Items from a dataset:

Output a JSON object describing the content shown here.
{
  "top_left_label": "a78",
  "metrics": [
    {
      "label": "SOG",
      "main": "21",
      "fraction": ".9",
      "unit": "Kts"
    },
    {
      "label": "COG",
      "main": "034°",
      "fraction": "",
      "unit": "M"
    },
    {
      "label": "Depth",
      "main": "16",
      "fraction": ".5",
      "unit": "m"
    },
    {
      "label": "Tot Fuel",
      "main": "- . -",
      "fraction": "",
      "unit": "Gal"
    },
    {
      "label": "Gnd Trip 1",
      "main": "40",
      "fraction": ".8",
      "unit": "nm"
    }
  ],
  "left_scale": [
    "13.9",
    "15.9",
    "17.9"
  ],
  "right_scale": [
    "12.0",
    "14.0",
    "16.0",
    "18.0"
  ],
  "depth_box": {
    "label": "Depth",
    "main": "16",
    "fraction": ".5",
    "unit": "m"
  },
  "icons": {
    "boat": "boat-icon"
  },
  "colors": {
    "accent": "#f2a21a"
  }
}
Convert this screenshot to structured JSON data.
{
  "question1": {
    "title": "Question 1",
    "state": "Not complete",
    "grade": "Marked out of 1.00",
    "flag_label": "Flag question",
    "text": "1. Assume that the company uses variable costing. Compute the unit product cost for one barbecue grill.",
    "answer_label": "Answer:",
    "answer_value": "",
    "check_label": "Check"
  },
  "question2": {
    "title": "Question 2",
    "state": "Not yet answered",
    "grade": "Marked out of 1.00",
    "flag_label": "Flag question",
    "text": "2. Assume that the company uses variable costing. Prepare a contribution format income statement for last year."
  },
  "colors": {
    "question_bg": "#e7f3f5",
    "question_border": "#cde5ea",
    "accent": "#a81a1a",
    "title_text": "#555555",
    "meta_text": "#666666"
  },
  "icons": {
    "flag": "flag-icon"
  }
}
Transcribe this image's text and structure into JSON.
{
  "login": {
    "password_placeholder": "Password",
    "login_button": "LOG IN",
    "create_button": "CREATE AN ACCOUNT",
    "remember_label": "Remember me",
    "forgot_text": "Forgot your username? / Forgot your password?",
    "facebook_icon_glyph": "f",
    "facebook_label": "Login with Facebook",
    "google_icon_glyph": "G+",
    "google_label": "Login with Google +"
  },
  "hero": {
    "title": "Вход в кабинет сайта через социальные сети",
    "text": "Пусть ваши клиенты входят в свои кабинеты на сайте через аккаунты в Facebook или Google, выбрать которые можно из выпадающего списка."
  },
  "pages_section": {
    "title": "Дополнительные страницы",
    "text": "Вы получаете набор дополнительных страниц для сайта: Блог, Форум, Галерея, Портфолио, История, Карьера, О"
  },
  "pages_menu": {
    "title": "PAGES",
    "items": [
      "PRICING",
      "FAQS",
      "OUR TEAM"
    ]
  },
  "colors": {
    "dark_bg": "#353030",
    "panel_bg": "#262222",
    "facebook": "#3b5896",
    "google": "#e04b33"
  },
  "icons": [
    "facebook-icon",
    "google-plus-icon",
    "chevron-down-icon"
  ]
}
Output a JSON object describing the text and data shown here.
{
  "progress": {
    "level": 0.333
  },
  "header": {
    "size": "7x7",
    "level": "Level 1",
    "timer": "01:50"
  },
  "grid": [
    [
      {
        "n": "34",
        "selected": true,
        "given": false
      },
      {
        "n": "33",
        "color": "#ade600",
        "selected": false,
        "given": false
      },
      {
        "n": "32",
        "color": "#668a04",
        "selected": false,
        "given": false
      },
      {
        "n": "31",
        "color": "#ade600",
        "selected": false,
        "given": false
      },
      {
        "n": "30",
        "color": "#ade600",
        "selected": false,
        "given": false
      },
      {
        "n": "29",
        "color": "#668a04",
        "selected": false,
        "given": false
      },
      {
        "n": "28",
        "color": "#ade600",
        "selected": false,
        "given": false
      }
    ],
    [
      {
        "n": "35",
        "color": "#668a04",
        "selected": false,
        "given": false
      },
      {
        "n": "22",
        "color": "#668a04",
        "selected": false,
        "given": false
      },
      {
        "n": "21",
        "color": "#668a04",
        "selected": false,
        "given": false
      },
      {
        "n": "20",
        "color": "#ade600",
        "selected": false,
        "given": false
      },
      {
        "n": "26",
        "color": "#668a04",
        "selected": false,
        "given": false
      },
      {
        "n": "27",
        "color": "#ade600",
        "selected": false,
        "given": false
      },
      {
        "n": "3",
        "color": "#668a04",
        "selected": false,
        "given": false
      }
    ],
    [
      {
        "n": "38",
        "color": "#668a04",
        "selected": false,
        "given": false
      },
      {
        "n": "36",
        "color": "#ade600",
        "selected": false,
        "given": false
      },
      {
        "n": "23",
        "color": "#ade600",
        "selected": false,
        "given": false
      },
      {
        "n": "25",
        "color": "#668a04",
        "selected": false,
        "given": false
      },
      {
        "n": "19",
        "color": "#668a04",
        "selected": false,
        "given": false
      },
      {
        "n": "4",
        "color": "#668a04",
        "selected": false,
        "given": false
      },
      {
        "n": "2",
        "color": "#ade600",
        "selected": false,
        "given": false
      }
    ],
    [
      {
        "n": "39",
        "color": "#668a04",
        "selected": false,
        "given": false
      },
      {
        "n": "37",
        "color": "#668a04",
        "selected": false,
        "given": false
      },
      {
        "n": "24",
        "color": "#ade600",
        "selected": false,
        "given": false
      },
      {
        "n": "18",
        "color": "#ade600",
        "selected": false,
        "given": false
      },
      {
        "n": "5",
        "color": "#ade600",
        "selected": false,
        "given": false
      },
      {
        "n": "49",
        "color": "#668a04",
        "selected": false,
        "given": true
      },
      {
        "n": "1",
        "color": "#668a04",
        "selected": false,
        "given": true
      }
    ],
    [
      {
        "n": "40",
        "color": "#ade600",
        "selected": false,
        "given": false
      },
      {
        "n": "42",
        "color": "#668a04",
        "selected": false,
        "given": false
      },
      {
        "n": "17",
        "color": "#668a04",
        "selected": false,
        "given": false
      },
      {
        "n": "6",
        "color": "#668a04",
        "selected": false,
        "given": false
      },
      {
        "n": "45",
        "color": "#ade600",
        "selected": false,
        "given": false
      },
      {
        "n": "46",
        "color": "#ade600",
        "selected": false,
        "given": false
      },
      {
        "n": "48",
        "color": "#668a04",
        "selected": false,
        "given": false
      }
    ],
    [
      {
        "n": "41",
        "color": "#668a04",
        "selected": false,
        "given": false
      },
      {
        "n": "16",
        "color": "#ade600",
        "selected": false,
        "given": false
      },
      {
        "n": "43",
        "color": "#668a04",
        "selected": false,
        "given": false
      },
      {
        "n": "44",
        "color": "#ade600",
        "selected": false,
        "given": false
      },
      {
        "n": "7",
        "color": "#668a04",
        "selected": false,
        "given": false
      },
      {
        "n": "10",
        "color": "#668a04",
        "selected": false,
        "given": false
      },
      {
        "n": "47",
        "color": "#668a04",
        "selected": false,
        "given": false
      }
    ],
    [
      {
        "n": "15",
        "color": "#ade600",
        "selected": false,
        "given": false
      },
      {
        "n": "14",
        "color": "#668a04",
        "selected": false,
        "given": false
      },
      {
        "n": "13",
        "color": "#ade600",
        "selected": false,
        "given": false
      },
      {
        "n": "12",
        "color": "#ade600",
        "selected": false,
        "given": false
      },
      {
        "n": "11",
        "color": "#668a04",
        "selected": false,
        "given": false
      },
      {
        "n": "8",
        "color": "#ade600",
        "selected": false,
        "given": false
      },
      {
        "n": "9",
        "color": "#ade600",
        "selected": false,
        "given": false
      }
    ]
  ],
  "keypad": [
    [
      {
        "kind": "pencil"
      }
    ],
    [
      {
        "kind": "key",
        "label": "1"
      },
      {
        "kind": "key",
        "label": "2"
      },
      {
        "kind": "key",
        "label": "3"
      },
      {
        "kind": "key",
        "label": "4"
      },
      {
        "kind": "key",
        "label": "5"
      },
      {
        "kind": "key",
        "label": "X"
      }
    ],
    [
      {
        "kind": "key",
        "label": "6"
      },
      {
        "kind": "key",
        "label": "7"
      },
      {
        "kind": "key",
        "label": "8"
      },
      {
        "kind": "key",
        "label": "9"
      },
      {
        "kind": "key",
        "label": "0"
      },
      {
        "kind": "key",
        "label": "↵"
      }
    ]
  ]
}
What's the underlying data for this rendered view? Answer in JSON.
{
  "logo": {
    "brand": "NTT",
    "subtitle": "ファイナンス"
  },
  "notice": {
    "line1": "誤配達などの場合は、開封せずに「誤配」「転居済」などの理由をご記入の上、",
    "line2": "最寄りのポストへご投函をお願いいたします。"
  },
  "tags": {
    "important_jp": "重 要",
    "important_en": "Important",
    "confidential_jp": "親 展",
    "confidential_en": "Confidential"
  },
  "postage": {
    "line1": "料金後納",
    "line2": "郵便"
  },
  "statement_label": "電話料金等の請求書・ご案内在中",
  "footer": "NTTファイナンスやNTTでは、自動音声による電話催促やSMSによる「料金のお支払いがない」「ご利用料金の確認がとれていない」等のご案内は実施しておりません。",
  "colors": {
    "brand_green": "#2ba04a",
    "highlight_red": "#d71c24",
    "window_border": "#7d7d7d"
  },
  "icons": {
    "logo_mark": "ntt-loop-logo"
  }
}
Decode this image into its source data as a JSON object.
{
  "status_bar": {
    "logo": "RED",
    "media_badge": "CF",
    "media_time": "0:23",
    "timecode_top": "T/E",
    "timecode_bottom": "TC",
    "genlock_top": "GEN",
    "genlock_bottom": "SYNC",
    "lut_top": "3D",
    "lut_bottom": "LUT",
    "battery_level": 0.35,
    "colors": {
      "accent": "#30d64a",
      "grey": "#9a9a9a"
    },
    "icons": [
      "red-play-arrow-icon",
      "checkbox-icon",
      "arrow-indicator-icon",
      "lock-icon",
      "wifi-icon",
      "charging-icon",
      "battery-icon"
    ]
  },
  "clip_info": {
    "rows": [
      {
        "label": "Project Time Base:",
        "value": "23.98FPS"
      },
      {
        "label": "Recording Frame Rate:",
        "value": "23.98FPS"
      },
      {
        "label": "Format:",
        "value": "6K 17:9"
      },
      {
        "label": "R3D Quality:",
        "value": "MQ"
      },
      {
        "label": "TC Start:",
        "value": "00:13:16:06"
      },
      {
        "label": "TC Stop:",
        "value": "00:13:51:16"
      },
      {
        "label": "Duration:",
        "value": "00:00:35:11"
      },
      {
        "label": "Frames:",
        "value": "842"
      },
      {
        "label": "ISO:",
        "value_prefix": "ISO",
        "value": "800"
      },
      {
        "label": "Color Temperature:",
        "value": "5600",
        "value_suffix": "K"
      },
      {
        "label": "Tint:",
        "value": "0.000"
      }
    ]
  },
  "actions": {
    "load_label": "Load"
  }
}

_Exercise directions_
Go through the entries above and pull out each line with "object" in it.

_Response for this exercise_
Output a JSON object describing the content shown here.
Output a JSON object describing the text and data shown here.
Decode this image into its source data as a JSON object.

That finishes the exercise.